How to best design RCTs for new transplant immunosuppressives
Posted Oct 20 2009 12:00am
The ability to adequately suppress the immune system and prevent allograft rejection has been a true success story over the past several decades. With the advent of drugs such as calcineurin inhibitors, induction agents such as thymoglobulin, azathioprine and later MMF, the vast majority of patients who undergo kidney transplant can count on long-term graft function, especially when compared to the early days of transplant.
Despite this success, however, there are many transplant nephrologists who feel that we could do better. One of the great ironies of transplant nephrology, of course, is that the very drugs which have been instrumental in preventing immune-mediated allograft rejection, the calcineurin inhibitors, are themselves nephrotoxic. Ideally, we should be able to develop drugs which are just as successful as immunosuppressants as the CNIs but which lack the nephrotoxic side effects.
However, according to this 2008 American Journal of Transplantation editorial by Vincenti et al , a significant barrier towards achieving this goal is created by the current policies of the Food & Drug Administration (FDA), which insists on using outdated regimens for immunosuppression in the control arms of any new transplant RCTs. The authors point out the fact that in 2005, over 70% of current kidney transplant recipients are sent out of the hospital with a combination of tacrolimus and MMF; however, only about 11% of all patients are treated with the "FDA-approved" regimen of cyclosporine and MMF. In order to obtain eventual FDA approval, many current RCTs for new immunosuppressants are therefore tested against the cyclosporine + MMF. Negative consequences of this approach include (a) a reluctance of many transplant centers to subject their patients to the perceived suboptimal control arm of cyclosporine + MMF (rather than tacrolimus + MMF), and (b) a concern that any RCTs are being compared to a suboptimal, seldom-used regimen not comparable to what is currently considered standard-of-care.

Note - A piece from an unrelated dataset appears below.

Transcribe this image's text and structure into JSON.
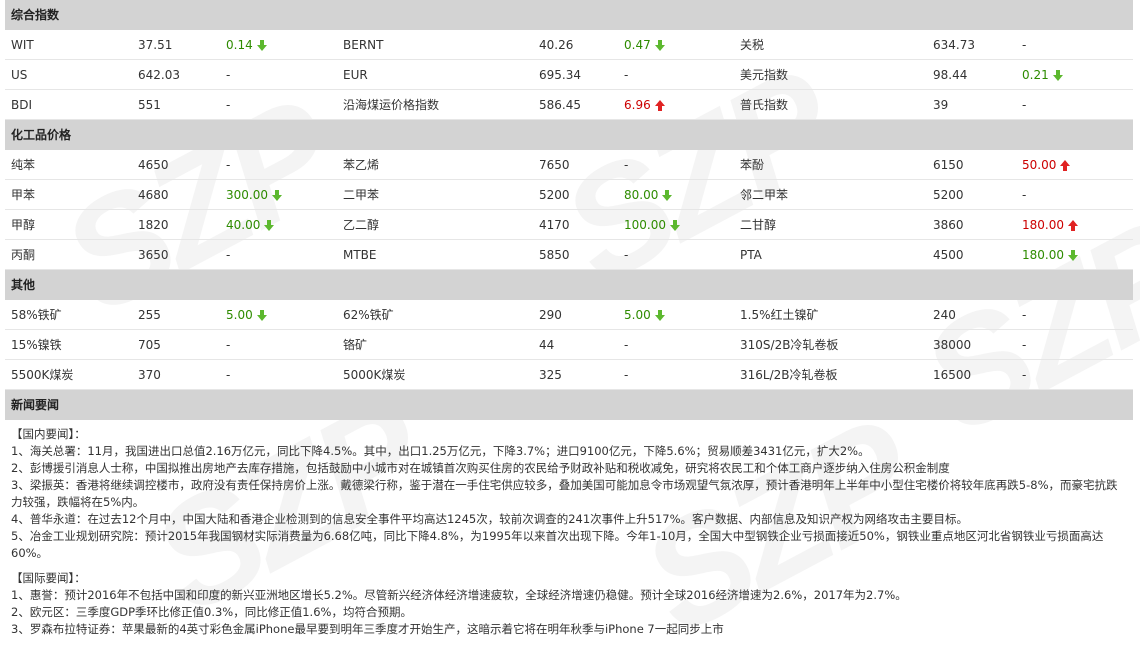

Finally, another aspect of transplant trials under scrutiny is which clinical end-point to follow. Traditionally end-points such as "# of episodes of acute rejection" have been considered appropriate; there is now a move towards using harder end-points such as long-term graft survival or estimated GFR which are more relevant. As an example of this, recent results from the BENEFIT trial, comparing belatacept versus cyclosporine, show that although belatacept is associated with a higher rate of acute rejection than cyclosporine, it demonstrates improved renal structure and function at one year.